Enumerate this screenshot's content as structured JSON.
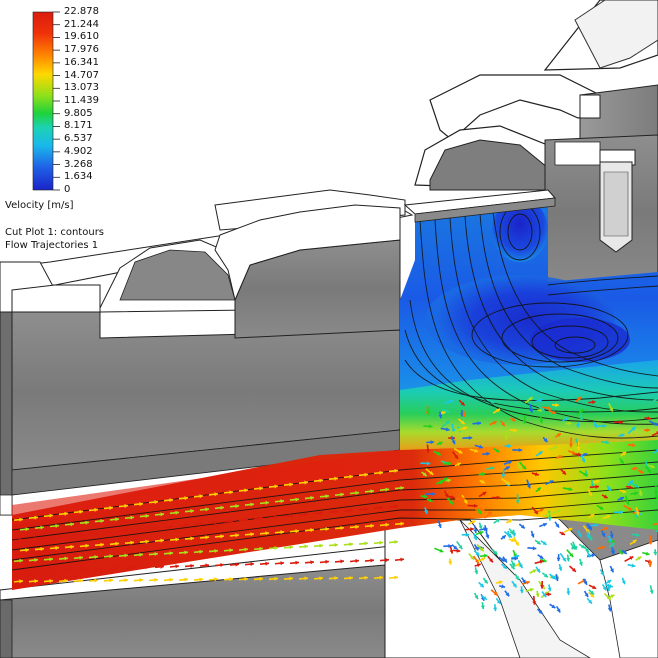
{
  "legend": {
    "ticks": [
      "22.878",
      "21.244",
      "19.610",
      "17.976",
      "16.341",
      "14.707",
      "13.073",
      "11.439",
      "9.805",
      "8.171",
      "6.537",
      "4.902",
      "3.268",
      "1.634",
      "0"
    ],
    "title": "Velocity [m/s]",
    "colors": [
      "#d91c0e",
      "#ff6a00",
      "#ffd000",
      "#a8e01a",
      "#1ed21e",
      "#20d2a0",
      "#1ac8e6",
      "#1f6ce8",
      "#1a23c8"
    ]
  },
  "plots": {
    "cut_plot": "Cut Plot 1: contours",
    "trajectories": "Flow Trajectories 1"
  }
}
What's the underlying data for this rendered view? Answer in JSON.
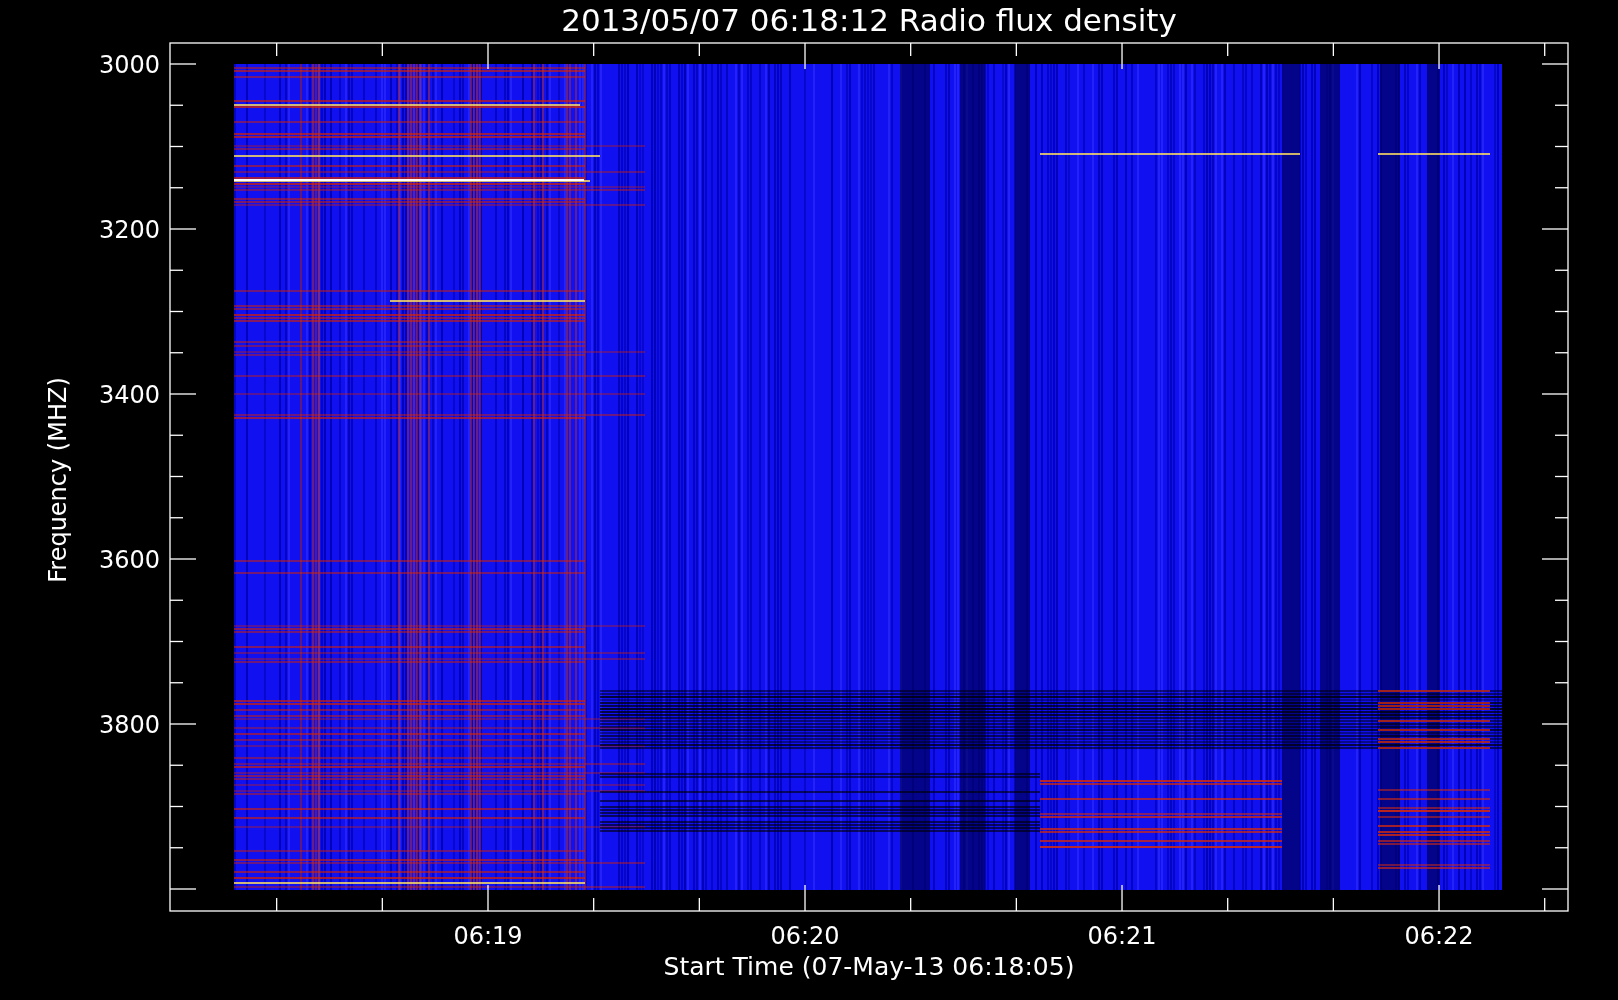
{
  "title": "2013/05/07 06:18:12 Radio flux density",
  "y_axis": {
    "label": "Frequency (MHZ)",
    "ticks": [
      "3000",
      "3200",
      "3400",
      "3600",
      "3800"
    ]
  },
  "x_axis": {
    "label": "Start Time (07-May-13 06:18:05)",
    "ticks": [
      "06:19",
      "06:20",
      "06:21",
      "06:22"
    ]
  }
}
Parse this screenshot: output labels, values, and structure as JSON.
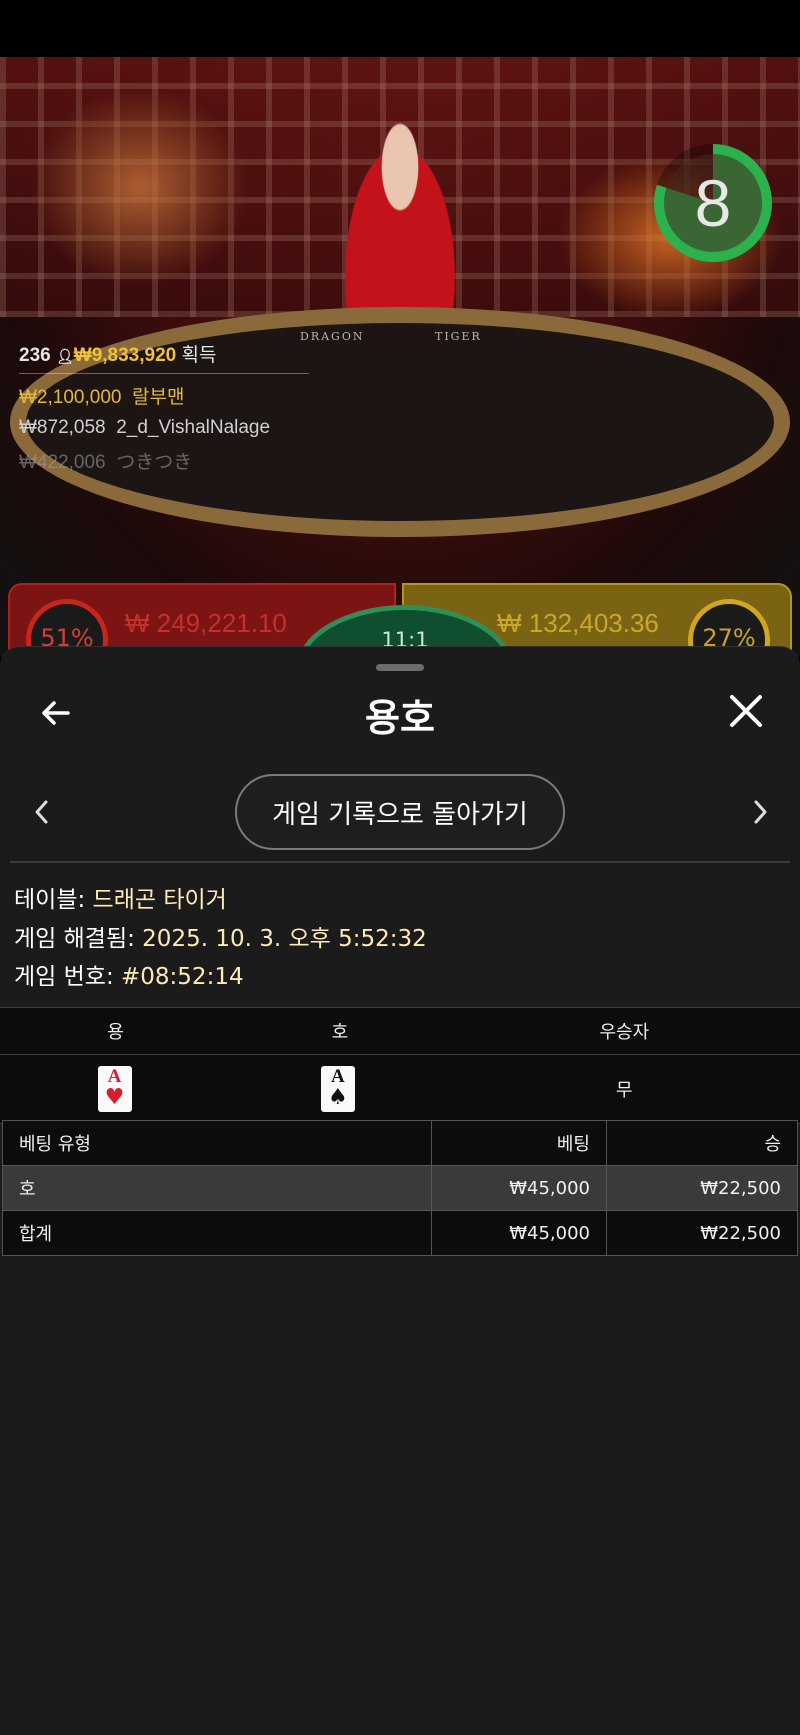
{
  "stream": {
    "timer": "8",
    "table_text_left": "DRAGON",
    "table_text_right": "TIGER",
    "winners": {
      "count": "236",
      "total": "₩9,833,920",
      "total_label": "획득",
      "rows": [
        {
          "amount": "₩2,100,000",
          "name": "랄부맨"
        },
        {
          "amount": "₩872,058",
          "name": "2_d_VishalNalage"
        },
        {
          "amount": "₩422,006",
          "name": "つきつき"
        }
      ]
    },
    "dragon_panel": {
      "percent": "51%",
      "amount": "₩ 249,221.10"
    },
    "tiger_panel": {
      "percent": "27%",
      "amount": "₩ 132,403.36"
    },
    "tie_payout": "11:1"
  },
  "sheet": {
    "title": "용호",
    "history_button": "게임 기록으로 돌아가기",
    "info": [
      {
        "label": "테이블: ",
        "value": "드래곤 타이거"
      },
      {
        "label": "게임 해결됨: ",
        "value": "2025. 10. 3. 오후 5:52:32"
      },
      {
        "label": "게임 번호: ",
        "value": "#08:52:14"
      }
    ],
    "result_headers": [
      "용",
      "호",
      "우승자"
    ],
    "dragon_card": {
      "rank": "A",
      "suit": "♥",
      "color": "#d61f2b"
    },
    "tiger_card": {
      "rank": "A",
      "suit": "♠",
      "color": "#111111"
    },
    "winner": "무",
    "bet_headers": [
      "베팅 유형",
      "베팅",
      "승"
    ],
    "bets": [
      {
        "type": "호",
        "bet": "₩45,000",
        "win": "₩22,500"
      }
    ],
    "total": {
      "type": "합계",
      "bet": "₩45,000",
      "win": "₩22,500"
    }
  }
}
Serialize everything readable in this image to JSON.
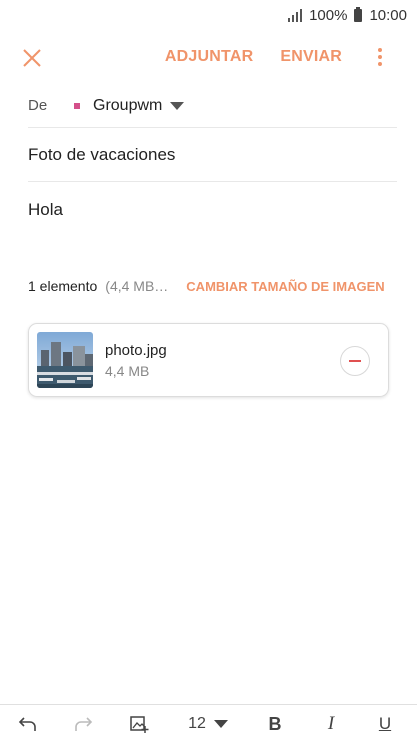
{
  "status_bar": {
    "battery_text": "100%",
    "time": "10:00"
  },
  "toolbar": {
    "attach_label": "ADJUNTAR",
    "send_label": "ENVIAR"
  },
  "from": {
    "label": "De",
    "account": "Groupwm"
  },
  "subject": "Foto de vacaciones",
  "body": "Hola",
  "attachments": {
    "count_text": "1 elemento",
    "size_text": "(4,4 MB…",
    "resize_label": "CAMBIAR TAMAÑO DE IMAGEN",
    "items": [
      {
        "name": "photo.jpg",
        "size": "4,4 MB"
      }
    ]
  },
  "editor_toolbar": {
    "font_size": "12",
    "bold": "B",
    "italic": "I",
    "underline": "U"
  },
  "colors": {
    "accent": "#f0946a",
    "account_dot": "#d4508a",
    "remove": "#e05050"
  }
}
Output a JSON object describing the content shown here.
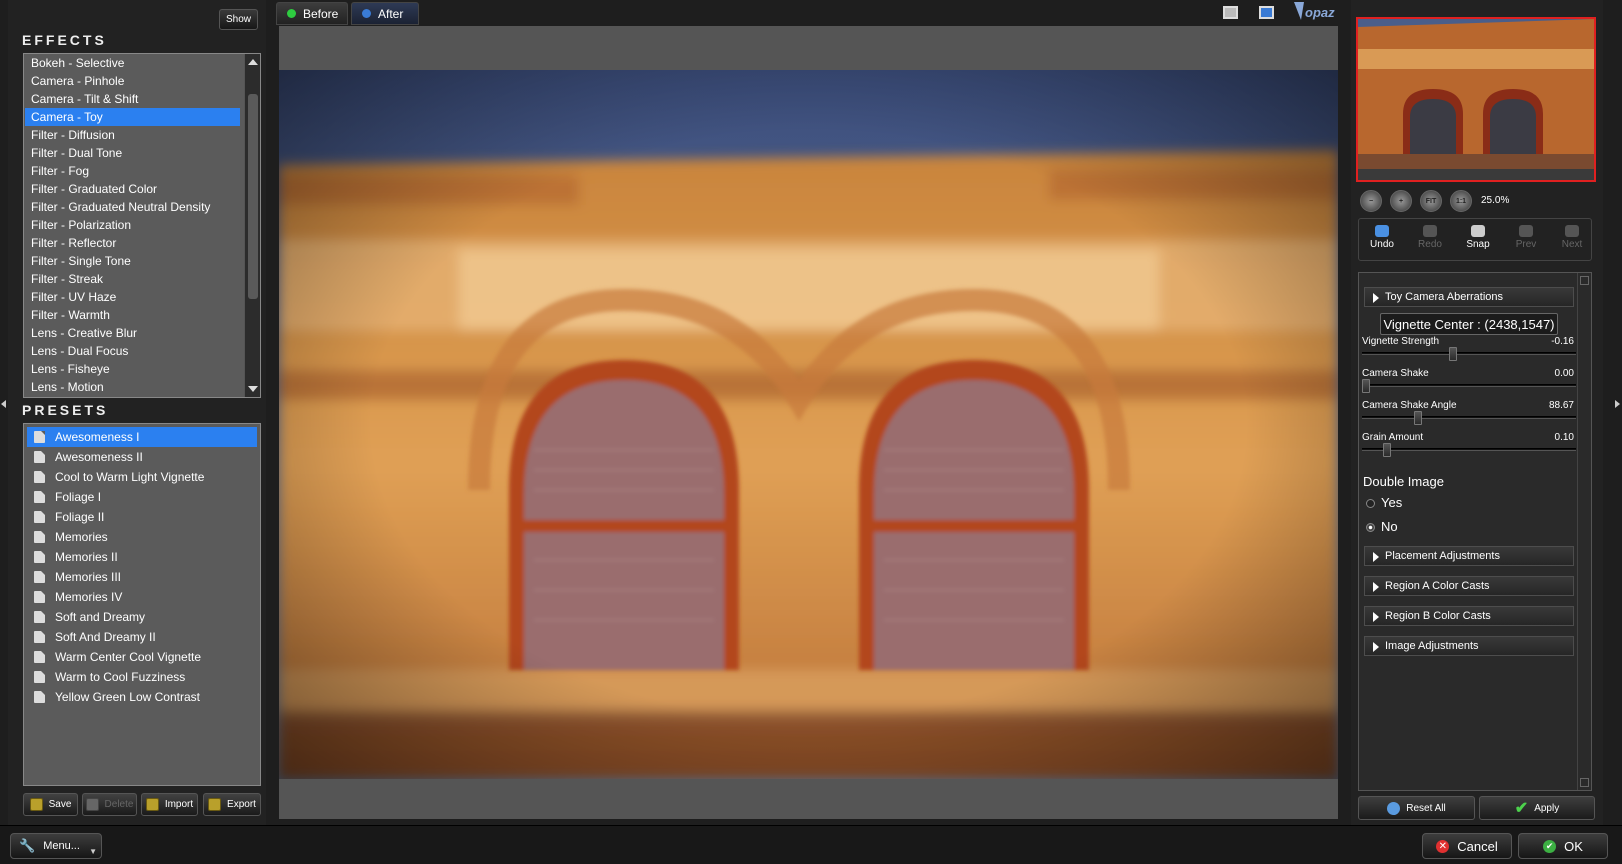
{
  "left_panel": {
    "show_label": "Show",
    "effects_title": "EFFECTS",
    "effects": [
      "Bokeh - Selective",
      "Camera - Pinhole",
      "Camera - Tilt & Shift",
      "Camera - Toy",
      "Filter - Diffusion",
      "Filter - Dual Tone",
      "Filter - Fog",
      "Filter - Graduated Color",
      "Filter - Graduated Neutral Density",
      "Filter - Polarization",
      "Filter - Reflector",
      "Filter - Single Tone",
      "Filter - Streak",
      "Filter - UV Haze",
      "Filter - Warmth",
      "Lens - Creative Blur",
      "Lens - Dual Focus",
      "Lens - Fisheye",
      "Lens - Motion"
    ],
    "selected_effect": "Camera - Toy",
    "presets_title": "PRESETS",
    "presets": [
      "Awesomeness I",
      "Awesomeness II",
      "Cool to Warm Light Vignette",
      "Foliage I",
      "Foliage II",
      "Memories",
      "Memories II",
      "Memories III",
      "Memories IV",
      "Soft and Dreamy",
      "Soft And Dreamy II",
      "Warm Center Cool Vignette",
      "Warm to Cool Fuzziness",
      "Yellow Green Low Contrast"
    ],
    "selected_preset": "Awesomeness I",
    "buttons": {
      "save": "Save",
      "delete": "Delete",
      "import": "Import",
      "export": "Export"
    }
  },
  "view": {
    "before_label": "Before",
    "after_label": "After",
    "active": "After",
    "before_dot_color": "#2ecc40",
    "after_dot_color": "#3a7bd5"
  },
  "navigator": {
    "zoom": "25.0%",
    "fit_label": "FIT",
    "one_to_one_label": "1:1"
  },
  "history": {
    "undo": "Undo",
    "redo": "Redo",
    "snap": "Snap",
    "prev": "Prev",
    "next": "Next"
  },
  "settings": {
    "toy_section": "Toy Camera Aberrations",
    "vignette_center": "Vignette Center : (2438,1547)",
    "sliders": [
      {
        "label": "Vignette Strength",
        "value": "-0.16",
        "pos": 0.42
      },
      {
        "label": "Camera Shake",
        "value": "0.00",
        "pos": 0.0
      },
      {
        "label": "Camera Shake Angle",
        "value": "88.67",
        "pos": 0.25
      },
      {
        "label": "Grain Amount",
        "value": "0.10",
        "pos": 0.1
      }
    ],
    "double_image_label": "Double Image",
    "options": [
      "Yes",
      "No"
    ],
    "selected_option": "No",
    "sections": [
      "Placement Adjustments",
      "Region A Color Casts",
      "Region B Color Casts",
      "Image Adjustments"
    ],
    "reset_all": "Reset All",
    "apply": "Apply"
  },
  "bottom": {
    "menu": "Menu...",
    "cancel": "Cancel",
    "ok": "OK"
  },
  "colors": {
    "selection": "#2b80f0",
    "thumb_border": "#e02020",
    "list_bg": "#5b5b5b"
  }
}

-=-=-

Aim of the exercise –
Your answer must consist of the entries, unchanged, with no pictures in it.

Solution –
Enumerate this screenshot's content as structured JSON.
{
  "legend": {
    "ticks": [
      "22.878",
      "21.244",
      "19.610",
      "17.976",
      "16.341",
      "14.707",
      "13.073",
      "11.439",
      "9.805",
      "8.171",
      "6.537",
      "4.902",
      "3.268",
      "1.634",
      "0"
    ],
    "title": "Velocity [m/s]",
    "colors": [
      "#d91c0e",
      "#ff6a00",
      "#ffd000",
      "#a8e01a",
      "#1ed21e",
      "#20d2a0",
      "#1ac8e6",
      "#1f6ce8",
      "#1a23c8"
    ]
  },
  "plots": {
    "cut_plot": "Cut Plot 1: contours",
    "trajectories": "Flow Trajectories 1"
  }
}
What's the underlying data for this rendered view? Answer in JSON.
{
  "title": "2013/05/07 06:18:12 Radio flux density",
  "y_axis": {
    "label": "Frequency (MHZ)",
    "ticks": [
      "3000",
      "3200",
      "3400",
      "3600",
      "3800"
    ]
  },
  "x_axis": {
    "label": "Start Time (07-May-13 06:18:05)",
    "ticks": [
      "06:19",
      "06:20",
      "06:21",
      "06:22"
    ]
  }
}
Parse this screenshot: output labels, values, and structure as JSON.
{
  "stream": {
    "timer": "8",
    "table_text_left": "DRAGON",
    "table_text_right": "TIGER",
    "winners": {
      "count": "236",
      "total": "₩9,833,920",
      "total_label": "획득",
      "rows": [
        {
          "amount": "₩2,100,000",
          "name": "랄부맨"
        },
        {
          "amount": "₩872,058",
          "name": "2_d_VishalNalage"
        },
        {
          "amount": "₩422,006",
          "name": "つきつき"
        }
      ]
    },
    "dragon_panel": {
      "percent": "51%",
      "amount": "₩ 249,221.10"
    },
    "tiger_panel": {
      "percent": "27%",
      "amount": "₩ 132,403.36"
    },
    "tie_payout": "11:1"
  },
  "sheet": {
    "title": "용호",
    "history_button": "게임 기록으로 돌아가기",
    "info": [
      {
        "label": "테이블: ",
        "value": "드래곤 타이거"
      },
      {
        "label": "게임 해결됨: ",
        "value": "2025. 10. 3. 오후 5:52:32"
      },
      {
        "label": "게임 번호: ",
        "value": "#08:52:14"
      }
    ],
    "result_headers": [
      "용",
      "호",
      "우승자"
    ],
    "dragon_card": {
      "rank": "A",
      "suit": "♥",
      "color": "#d61f2b"
    },
    "tiger_card": {
      "rank": "A",
      "suit": "♠",
      "color": "#111111"
    },
    "winner": "무",
    "bet_headers": [
      "베팅 유형",
      "베팅",
      "승"
    ],
    "bets": [
      {
        "type": "호",
        "bet": "₩45,000",
        "win": "₩22,500"
      }
    ],
    "total": {
      "type": "합계",
      "bet": "₩45,000",
      "win": "₩22,500"
    }
  }
}
Serialize everything readable in this image to JSON.
{
  "status_bar": {
    "battery_text": "100%",
    "time": "10:00"
  },
  "toolbar": {
    "attach_label": "ADJUNTAR",
    "send_label": "ENVIAR"
  },
  "from": {
    "label": "De",
    "account": "Groupwm"
  },
  "subject": "Foto de vacaciones",
  "body": "Hola",
  "attachments": {
    "count_text": "1 elemento",
    "size_text": "(4,4 MB…",
    "resize_label": "CAMBIAR TAMAÑO DE IMAGEN",
    "items": [
      {
        "name": "photo.jpg",
        "size": "4,4 MB"
      }
    ]
  },
  "editor_toolbar": {
    "font_size": "12",
    "bold": "B",
    "italic": "I",
    "underline": "U"
  },
  "colors": {
    "accent": "#f0946a",
    "account_dot": "#d4508a",
    "remove": "#e05050"
  }
}
Output a JSON object describing the content shown here.
{
  "left_panel": {
    "show_label": "Show",
    "effects_title": "EFFECTS",
    "effects": [
      "Bokeh - Selective",
      "Camera - Pinhole",
      "Camera - Tilt & Shift",
      "Camera - Toy",
      "Filter - Diffusion",
      "Filter - Dual Tone",
      "Filter - Fog",
      "Filter - Graduated Color",
      "Filter - Graduated Neutral Density",
      "Filter - Polarization",
      "Filter - Reflector",
      "Filter - Single Tone",
      "Filter - Streak",
      "Filter - UV Haze",
      "Filter - Warmth",
      "Lens - Creative Blur",
      "Lens - Dual Focus",
      "Lens - Fisheye",
      "Lens - Motion"
    ],
    "selected_effect": "Camera - Toy",
    "presets_title": "PRESETS",
    "presets": [
      "Awesomeness I",
      "Awesomeness II",
      "Cool to Warm Light Vignette",
      "Foliage I",
      "Foliage II",
      "Memories",
      "Memories II",
      "Memories III",
      "Memories IV",
      "Soft and Dreamy",
      "Soft And Dreamy II",
      "Warm Center Cool Vignette",
      "Warm to Cool Fuzziness",
      "Yellow Green Low Contrast"
    ],
    "selected_preset": "Awesomeness I",
    "buttons": {
      "save": "Save",
      "delete": "Delete",
      "import": "Import",
      "export": "Export"
    }
  },
  "view": {
    "before_label": "Before",
    "after_label": "After",
    "active": "After",
    "before_dot_color": "#2ecc40",
    "after_dot_color": "#3a7bd5"
  },
  "navigator": {
    "zoom": "25.0%",
    "fit_label": "FIT",
    "one_to_one_label": "1:1"
  },
  "history": {
    "undo": "Undo",
    "redo": "Redo",
    "snap": "Snap",
    "prev": "Prev",
    "next": "Next"
  },
  "settings": {
    "toy_section": "Toy Camera Aberrations",
    "vignette_center": "Vignette Center : (2438,1547)",
    "sliders": [
      {
        "label": "Vignette Strength",
        "value": "-0.16",
        "pos": 0.42
      },
      {
        "label": "Camera Shake",
        "value": "0.00",
        "pos": 0.0
      },
      {
        "label": "Camera Shake Angle",
        "value": "88.67",
        "pos": 0.25
      },
      {
        "label": "Grain Amount",
        "value": "0.10",
        "pos": 0.1
      }
    ],
    "double_image_label": "Double Image",
    "options": [
      "Yes",
      "No"
    ],
    "selected_option": "No",
    "sections": [
      "Placement Adjustments",
      "Region A Color Casts",
      "Region B Color Casts",
      "Image Adjustments"
    ],
    "reset_all": "Reset All",
    "apply": "Apply"
  },
  "bottom": {
    "menu": "Menu...",
    "cancel": "Cancel",
    "ok": "OK"
  },
  "colors": {
    "selection": "#2b80f0",
    "thumb_border": "#e02020",
    "list_bg": "#5b5b5b"
  }
}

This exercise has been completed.